Parrotbills have always been a great subject of interest for the bird-watchers. Among all Black-breasted parrotbill takes a special place. Black-breasted parrotbill (Paradoxornis flavirostris)is relatively lesser seen species among all the parrotbill species.This vulnerable species is treated as rare by the bird-watchers because in recent times it,s suitable habitats are getting destroyed every day. Grass land dominated with cogon grass (Imperata cylindrica), common reed (Phragmites) and reedmace (Typha)etc are its suitable habitat in the flood plains of river Bramhaputra of Assam and Lohit of Arunachal Pradesh. Restricted grass-land burning in protected areas, river erosion, domesticated animal grazing in river-side grass lands etc are some of the common problems due to which the habitats of this species is going down every year.

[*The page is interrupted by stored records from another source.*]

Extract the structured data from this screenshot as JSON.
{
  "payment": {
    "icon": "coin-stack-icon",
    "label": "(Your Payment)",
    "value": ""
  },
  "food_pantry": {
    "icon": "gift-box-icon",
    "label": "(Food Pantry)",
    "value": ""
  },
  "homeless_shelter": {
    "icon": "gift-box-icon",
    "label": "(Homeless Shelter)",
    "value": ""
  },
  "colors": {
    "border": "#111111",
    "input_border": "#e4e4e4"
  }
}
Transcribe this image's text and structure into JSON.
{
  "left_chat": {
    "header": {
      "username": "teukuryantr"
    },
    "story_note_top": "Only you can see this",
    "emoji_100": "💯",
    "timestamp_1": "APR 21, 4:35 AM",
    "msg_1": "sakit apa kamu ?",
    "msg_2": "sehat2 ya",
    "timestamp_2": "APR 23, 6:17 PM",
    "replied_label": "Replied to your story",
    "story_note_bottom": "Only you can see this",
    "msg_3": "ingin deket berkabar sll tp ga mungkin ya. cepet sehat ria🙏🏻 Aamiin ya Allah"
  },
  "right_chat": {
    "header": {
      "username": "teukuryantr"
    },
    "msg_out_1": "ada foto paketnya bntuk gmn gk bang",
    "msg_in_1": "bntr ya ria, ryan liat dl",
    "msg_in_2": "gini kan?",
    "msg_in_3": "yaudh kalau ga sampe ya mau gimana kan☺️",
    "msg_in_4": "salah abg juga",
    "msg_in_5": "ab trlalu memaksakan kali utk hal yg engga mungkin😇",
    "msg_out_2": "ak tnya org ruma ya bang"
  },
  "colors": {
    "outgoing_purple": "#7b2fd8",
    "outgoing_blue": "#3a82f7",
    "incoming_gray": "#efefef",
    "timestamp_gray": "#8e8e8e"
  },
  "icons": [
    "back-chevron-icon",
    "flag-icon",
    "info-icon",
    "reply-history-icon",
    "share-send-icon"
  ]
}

Eastern swamp deer, R. d. ranjitsinhi, is a sub-species of Swamp Deer (Rucervus duvaucelii syn. Cervus duvaucelii), a species only found in Assam.Once it is believed to be found only in Kazirannga National Park of Assam, a tiny population has also been reported from Manas National Park. The heard of Eastern Swamp Deer is a treat to the eyes for any wildlife lovers. Specially when they pay attention to your presence they give you the perfect moment to shoot. They are always one of my fav subjects in Kaziranga.
The purple heron (Ardea purpurea) is a widely distributed species across Assam. This large size bird, which is often ignored by the photographers and bird watchers can create some magical frames for anyone. The most interesting fact of this species is It becomes most active at dawn and dusk, and spends its time roosting with other birds in the middle of the day and at night.
A stony bedded river side, some continuous sharp and short bird calls coming from the ground level, and you are clue less. Look closely, you must be seeing some movement in some of the stones. They are River Lapwings (Vanellus duvaucelii) a bird species master of camouflage. It becomes impossible to spot them even when they are just a few feet away from you. In the river bank of Jiya Bhorelli and Manas river, this species is very common. I have witnessed them also in the banks of river Bramhaputra many times.
A morning walk with your camera, in a forest no so far from your home, cooler breeze, songs of the birds, occasional calls of Hollock gibbon coming in from far. Can you imagine a regular weekday morning better than this. Garbhanga Reserve forest is one of my such spots where I spent most of my weekday's mornings 2 years back. And I almost regularly encounter this tiny little bird The rufescent prinia (Prinia rufescens). This species doesnt have much information to read about, but I have not seen it anywhere other than Garbhanga Reserve Forest of Guwahati, among all the forest locations that i have visited. May be due to my ignorance.
Ruddy Shel Duck
Black Winged Stilt
Grey Headed Lapwing
Black Crested Bulbul
Assam Roofed Tourtle